the most impressive events if the Earth's history. It attracts the lively interest of both
specialists and the public and provokes diverse hypotheses explaining its causes.
Since time immemorial Arats, native dwellers of Mongolia, have known about many
places with huge stone bones. They believed they were remains of terrible dragons.
The first time Mongolia was discovered as a paleontological Mecca was by the
expedition of the American Museum of Natural History at the early 1920s.
During three seasons of intensive excavations, this expedition, headed by
Roy Chapman Andrews and W.Granger, collected a splendid set of fossils,
including several new forms of dinosaurs.
At the end of 1940s, paleontological exploration of Mongolia was continued by the
Paleontological Institute of Moscow. The result of three years of activity under the
leadership of I. A.Efremov was a large and diverse collection of dinosaurs and ancient
mammals, as well as discovering of many new localities of fossil fauna and flora.
Among the most impressive dinosaur speciments found by Efremov's expediton and
displayed at the "Russian Dinosaur Exposition" are the skeleton and skull of the giant predatory dinosaur Tyrannosaurus, the skeleton and fragment of the skin of the
duck-billed dinosaur Saurolophus, the skeleton of armoured dinosaur Talarurus,
and the skull of the large hadrosaur Iguanodon.
After Efremov's expedition, there was a two-decade intermission in the activity of the
Paleontological Institute in Mongolia until the Joint Russian-Mongolian Paleontological
Expedition (former Soviet-Mongolian) was organized in 1969.
The next three decades became a time of very intensive paleontological explorations,
which embraced all principal groups of vertebrate and invertebrate animals and plants.
Many thousands of specimens have been collected during that period. These collections
are represented at the exhibition by specimens of the ceratopsian dinosaurs
Psittacosaurus and Protoceratops, and the intriguing bird-like dinosaur Avimimus.
Besides dinosaurs the diversity of Mesozoic tetrapods are represented by the earliest
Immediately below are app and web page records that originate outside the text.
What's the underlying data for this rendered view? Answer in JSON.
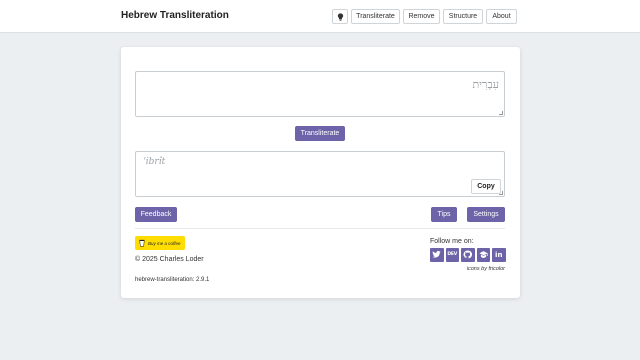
{
  "header": {
    "title": "Hebrew Transliteration",
    "nav": {
      "theme_icon": "lightbulb-icon",
      "transliterate": "Transliterate",
      "remove": "Remove",
      "structure": "Structure",
      "about": "About"
    }
  },
  "main": {
    "input": {
      "placeholder": "עִבְרִית"
    },
    "transliterate_button": "Transliterate",
    "output": {
      "placeholder": "ʿibrît"
    },
    "copy_button": "Copy",
    "feedback_button": "Feedback",
    "tips_button": "Tips",
    "settings_button": "Settings"
  },
  "footer": {
    "coffee_label": "Buy me a coffee",
    "copyright": "© 2025 Charles Loder",
    "version": "hebrew-transliteration: 2.9.1",
    "follow_label": "Follow me on:",
    "socials": [
      "twitter-icon",
      "dev-icon",
      "github-icon",
      "graduation-cap-icon",
      "linkedin-icon"
    ],
    "dev_text": "DEV",
    "linkedin_text": "in",
    "icons_credit": "icons by fricolor"
  },
  "colors": {
    "accent": "#6c63a8",
    "coffee": "#ffdd00",
    "background": "#eceff1"
  }
}
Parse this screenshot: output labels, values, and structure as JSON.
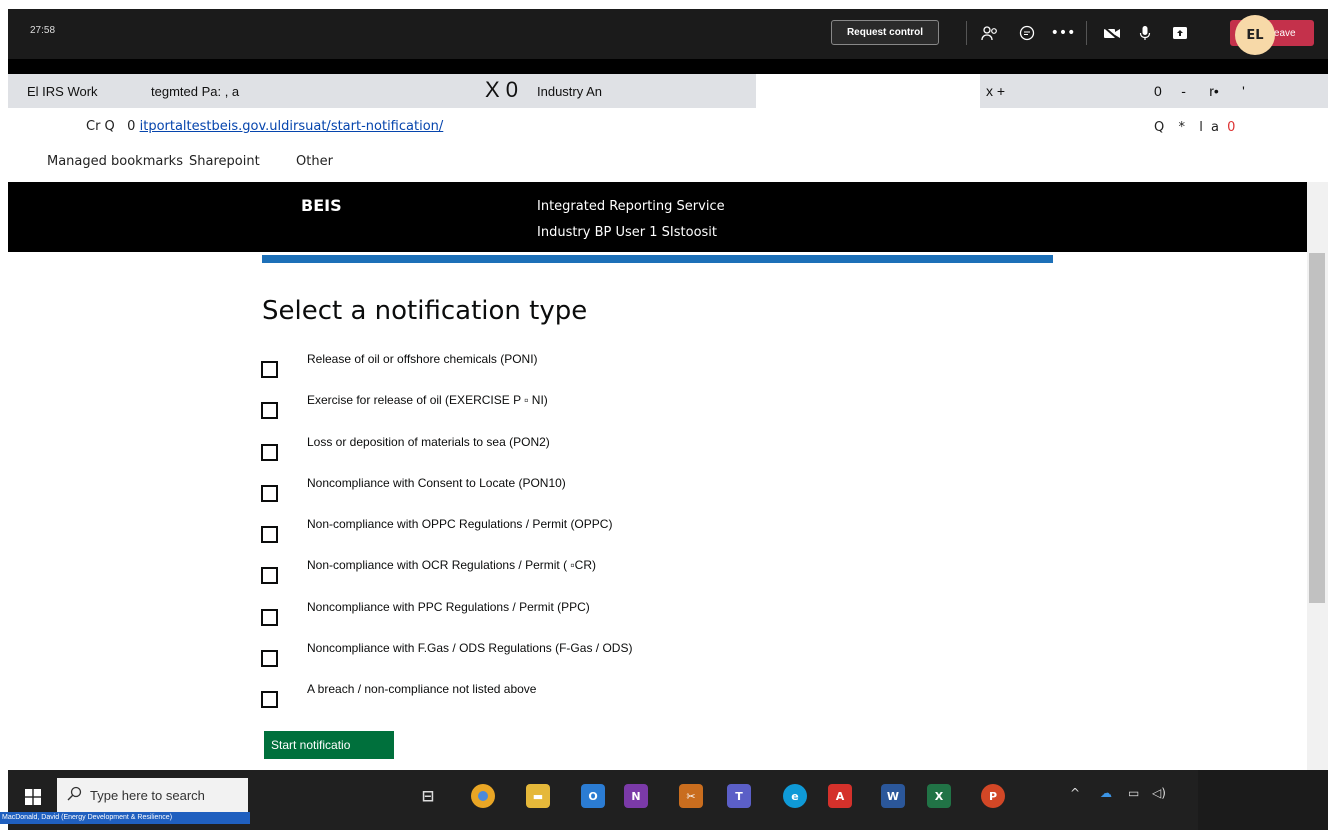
{
  "teams": {
    "timer": "27:58",
    "request_control": "Request control",
    "leave": "Leave"
  },
  "browser": {
    "tabs": [
      {
        "label": "El IRS Work"
      },
      {
        "label": "tegmted Pa: ,     a"
      },
      {
        "label": "Industry An"
      }
    ],
    "tab_close": "x",
    "tab_big": "X 0",
    "tab_new": "x   +",
    "window_ctl": "0     -      r•      '",
    "address_prefix": "Cr Q   0",
    "url": "itportaltestbeis.gov.uldirsuat/start-notification/",
    "address_icons": "Q  *  l a",
    "address_icon_red": "0",
    "bookmarks": [
      "Managed bookmarks",
      "Sharepoint",
      "Other"
    ]
  },
  "header": {
    "brand": "BEIS",
    "service": "Integrated Reporting Service",
    "user": "Industry BP User 1 SIstoosit"
  },
  "main": {
    "heading": "Select a notification type",
    "options": [
      "Release of oil or offshore chemicals (PONI)",
      "Exercise for release of oil (EXERCISE P  ▫ NI)",
      "Loss or deposition of materials to sea (PON2)",
      "Noncompliance with Consent to Locate (PON10)",
      "Non-compliance with OPPC Regulations / Permit (OPPC)",
      "Non-compliance with OCR Regulations / Permit (   ▫CR)",
      "Noncompliance with PPC Regulations / Permit (PPC)",
      "Noncompliance with F.Gas / ODS Regulations (F-Gas / ODS)",
      "A breach / non-compliance not listed above"
    ],
    "start_button": "Start notificatio"
  },
  "taskbar": {
    "search_placeholder": "Type here to search",
    "avatar_initials": "EL",
    "user_label": "MacDonald, David (Energy Development & Resilience)"
  }
}
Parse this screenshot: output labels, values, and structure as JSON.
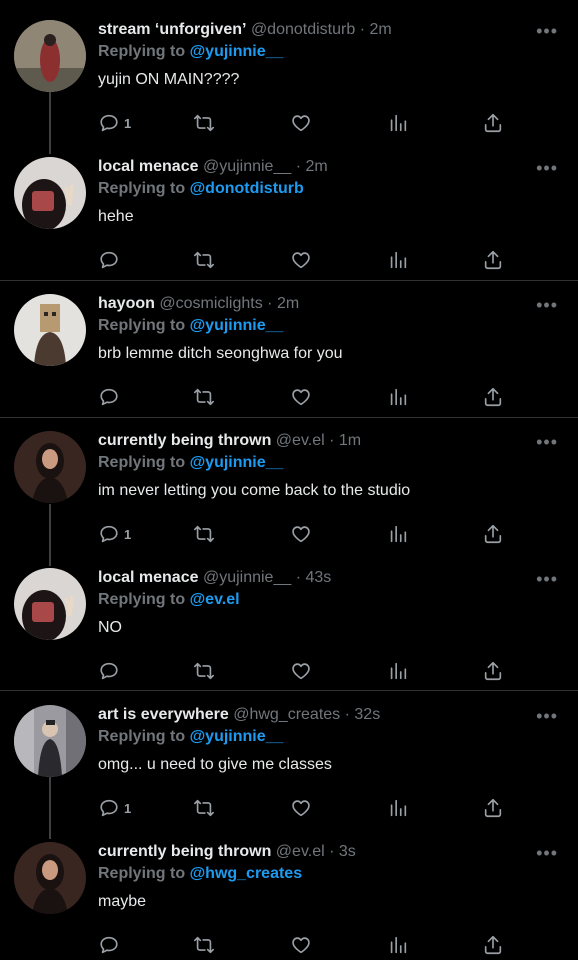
{
  "tweets": [
    {
      "name": "stream ‘unforgiven’",
      "handle": "@donotdisturb",
      "time": "2m",
      "replying_prefix": "Replying to",
      "replying_to": "@yujinnie__",
      "text": "yujin ON MAIN????",
      "reply_count": "1",
      "avatar_color": "#7a3a3a"
    },
    {
      "name": "local menace",
      "handle": "@yujinnie__",
      "time": "2m",
      "replying_prefix": "Replying to",
      "replying_to": "@donotdisturb",
      "text": "hehe",
      "reply_count": "",
      "avatar_color": "#3a3535"
    },
    {
      "name": "hayoon",
      "handle": "@cosmiclights",
      "time": "2m",
      "replying_prefix": "Replying to",
      "replying_to": "@yujinnie__",
      "text": "brb lemme ditch seonghwa for you",
      "reply_count": "",
      "avatar_color": "#b49a7a"
    },
    {
      "name": "currently being thrown",
      "handle": "@ev.el",
      "time": "1m",
      "replying_prefix": "Replying to",
      "replying_to": "@yujinnie__",
      "text": "im never letting you come back to the studio",
      "reply_count": "1",
      "avatar_color": "#5a3a30"
    },
    {
      "name": "local menace",
      "handle": "@yujinnie__",
      "time": "43s",
      "replying_prefix": "Replying to",
      "replying_to": "@ev.el",
      "text": "NO",
      "reply_count": "",
      "avatar_color": "#3a3535"
    },
    {
      "name": "art is everywhere",
      "handle": "@hwg_creates",
      "time": "32s",
      "replying_prefix": "Replying to",
      "replying_to": "@yujinnie__",
      "text": "omg... u need to give me classes",
      "reply_count": "1",
      "avatar_color": "#8a8a90"
    },
    {
      "name": "currently being thrown",
      "handle": "@ev.el",
      "time": "3s",
      "replying_prefix": "Replying to",
      "replying_to": "@hwg_creates",
      "text": "maybe",
      "reply_count": "",
      "avatar_color": "#5a3a30"
    }
  ],
  "separator": "·",
  "more_label": "•••",
  "colors": {
    "accent": "#1d9bf0",
    "muted": "#71767b",
    "background": "#000000"
  }
}
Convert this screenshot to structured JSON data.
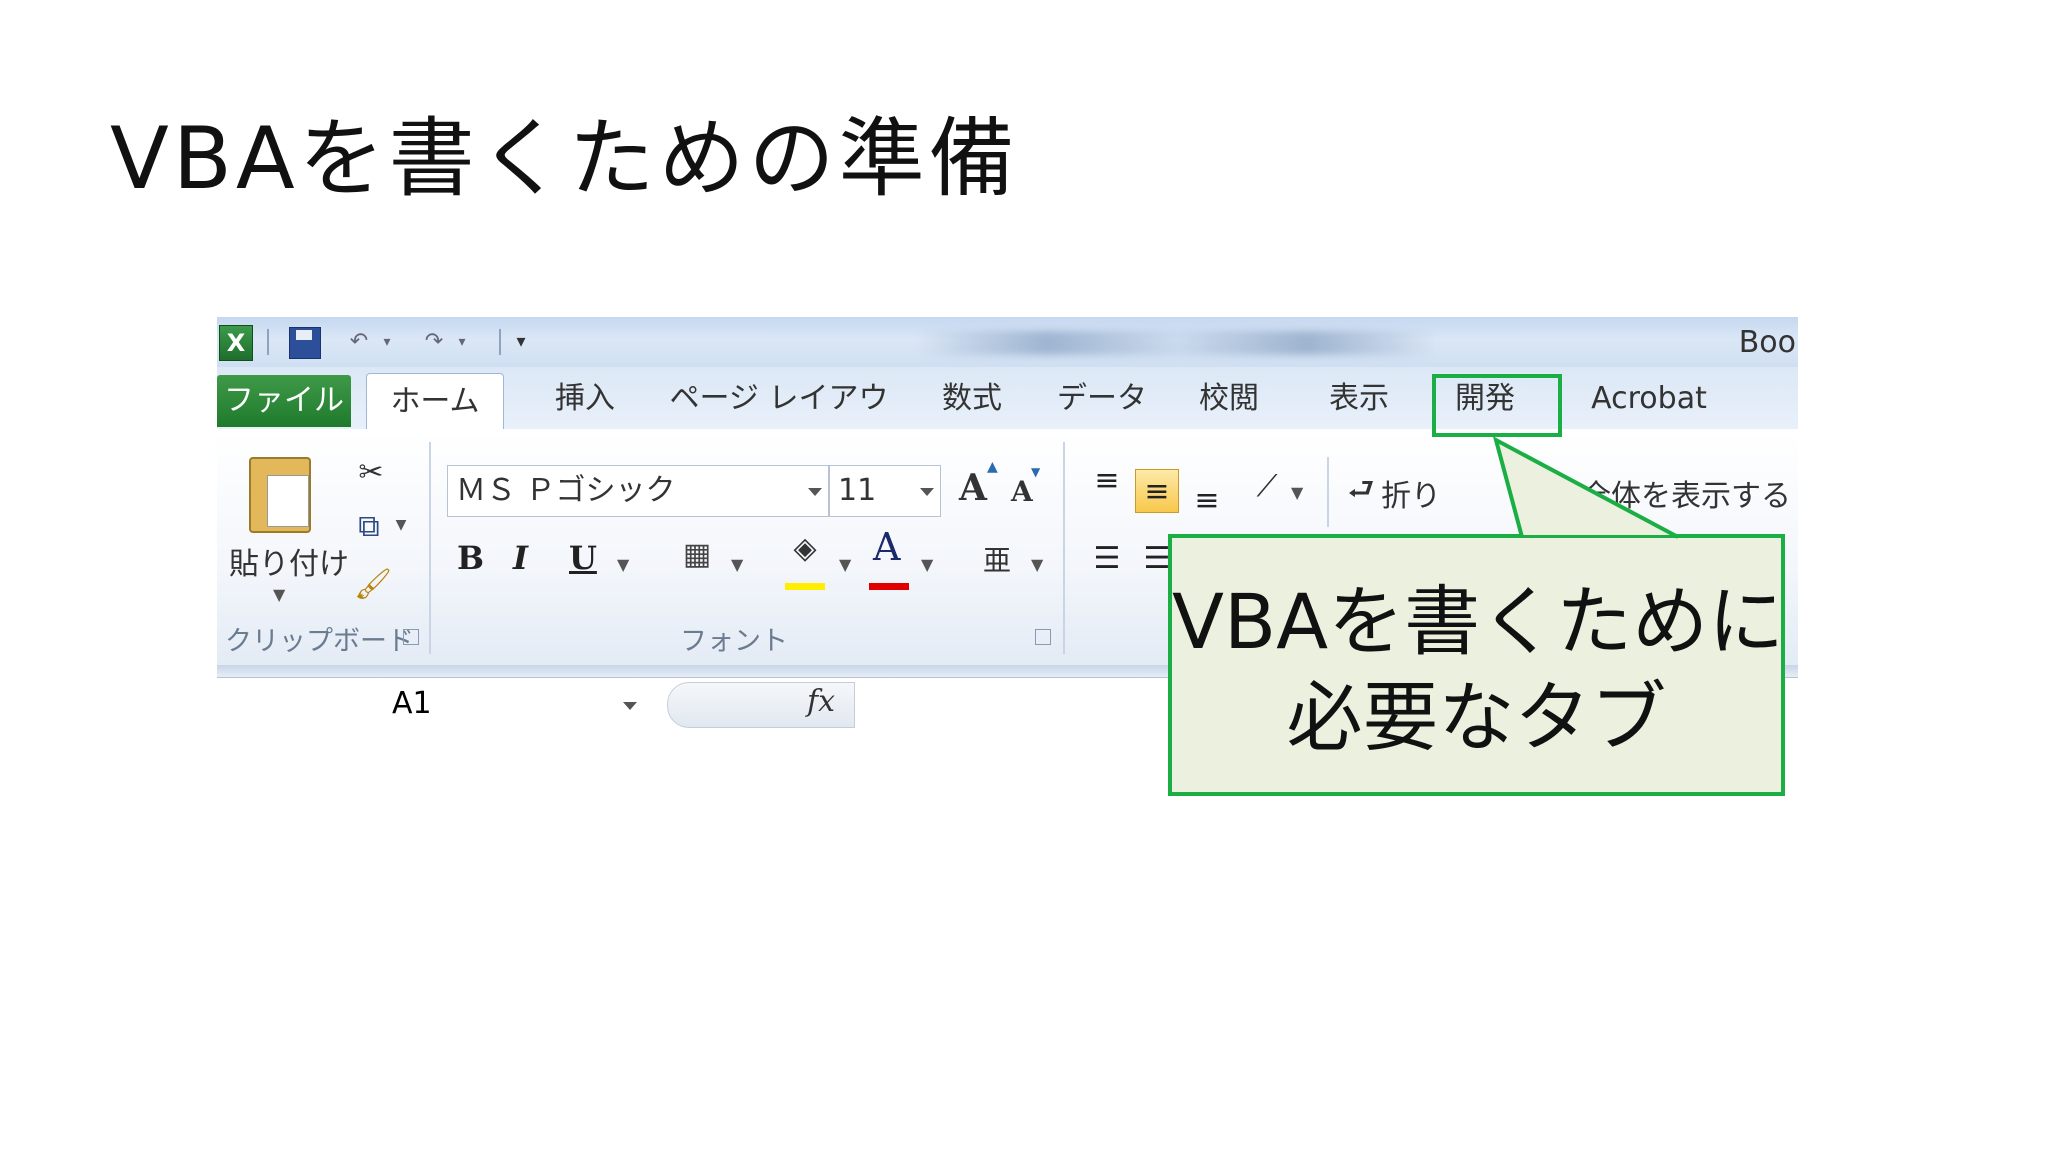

known salamander Karaurus from the Late Jurassic of Kazakhstan and two extremely
unusual gliding reptiles Longisquama and Sharovipteryx from the Early Triassic of
Kyrgyzstan. None of these unique specimens has been ever displayed outside the
Museum of Paleontological Institute in Moscow.